“The technology and pace of change has increased in those 20 years, yet there’s so much more that can be done with mobile and all the information we have available to us now. I feel like we’re just at the start of this journey of transforming how people manage their finances,” Smith says.
Among the bank’s digital accomplishments in 2013, Wells Fargo extensively redesigned its website; launched a service, now with 1.5 million users, that allows check deposits to be made through smart phones; and added the SurePay service, which allows person-to-person payments nationwide through mobile devices using an email address or mobile phone number.
Smith’s team also set up a Big Data Lab to pioneer the use of emerging technology and data science to drive customer experience, prevent fraud and develop customer insights. They launched a Wells Fargo app for use on iPad and Android tablets, providing access to Wells Fargo accounts, transfers, payments, mobile deposit, and brokerage access and trading. Two weeks after the launch, nearly 200,000 customers downloaded the iPad app, and more than one million downloads have been incurred since. Access to Wells Fargo Advisors accounts has been added, as has the ability to trade via mobile device.
On the ATM front, two years after the bank introduced an e-receipt option at its ATMs, customers have used the service more than 100 million times. In 2013, Wells Fargo surpassed one billion electronic statements and receipts.- Mobile banking is used by almost half of Wells Fargo’s more than 23 million active online banking customers.
In the early 1990s, it was easy to innovate because customers were excited with anything the bank was rolling out for them, he says. But in today’s environment, with 24 million customers using the Wells Fargo website and more than 12 million mobile customers, anything that is deployed has to be rock solid.
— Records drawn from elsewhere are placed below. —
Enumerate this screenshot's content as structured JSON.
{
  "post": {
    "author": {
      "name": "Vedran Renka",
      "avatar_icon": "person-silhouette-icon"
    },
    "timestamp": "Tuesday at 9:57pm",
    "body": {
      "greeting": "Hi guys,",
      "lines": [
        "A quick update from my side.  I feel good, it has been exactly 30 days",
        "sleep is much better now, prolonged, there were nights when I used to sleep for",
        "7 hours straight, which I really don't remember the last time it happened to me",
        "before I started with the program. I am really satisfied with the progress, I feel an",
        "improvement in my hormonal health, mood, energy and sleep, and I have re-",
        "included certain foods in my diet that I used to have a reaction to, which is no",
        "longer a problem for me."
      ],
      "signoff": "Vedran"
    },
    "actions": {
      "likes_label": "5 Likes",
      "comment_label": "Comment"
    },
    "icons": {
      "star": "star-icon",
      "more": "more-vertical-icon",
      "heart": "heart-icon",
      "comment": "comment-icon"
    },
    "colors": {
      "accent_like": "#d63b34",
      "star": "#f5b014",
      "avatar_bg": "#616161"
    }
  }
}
Through its innovation practice, Wells Fargo looks five years or more into the future at what might be possible, trying to understand how technologies are changing even outside of financial services and outside of the U.S., as well as how demographics are changing. The bank then identifies themes, and moves some of the ideas into its incubator environment to test technologies and build prototypes. The usability of promising technologies can then be tested with the bank’s 270,000 employees before testing with bank customers.
“The areas we think are really interesting in the next five years relate to mobile,” Smith said. “So far, most companies have just taken capabilities they had in online banking and other channels and rebuilt them into mobile.”
In the next several years, the unique capabilities of mobile devices could be used to transform experiences in other channels — maybe rebuilding entire loan application processes or account openings around mobile capabilities, Smith says. And other Internet-connected devices, such Google Glass, smart watches, or cars could be integrated into banking experiences.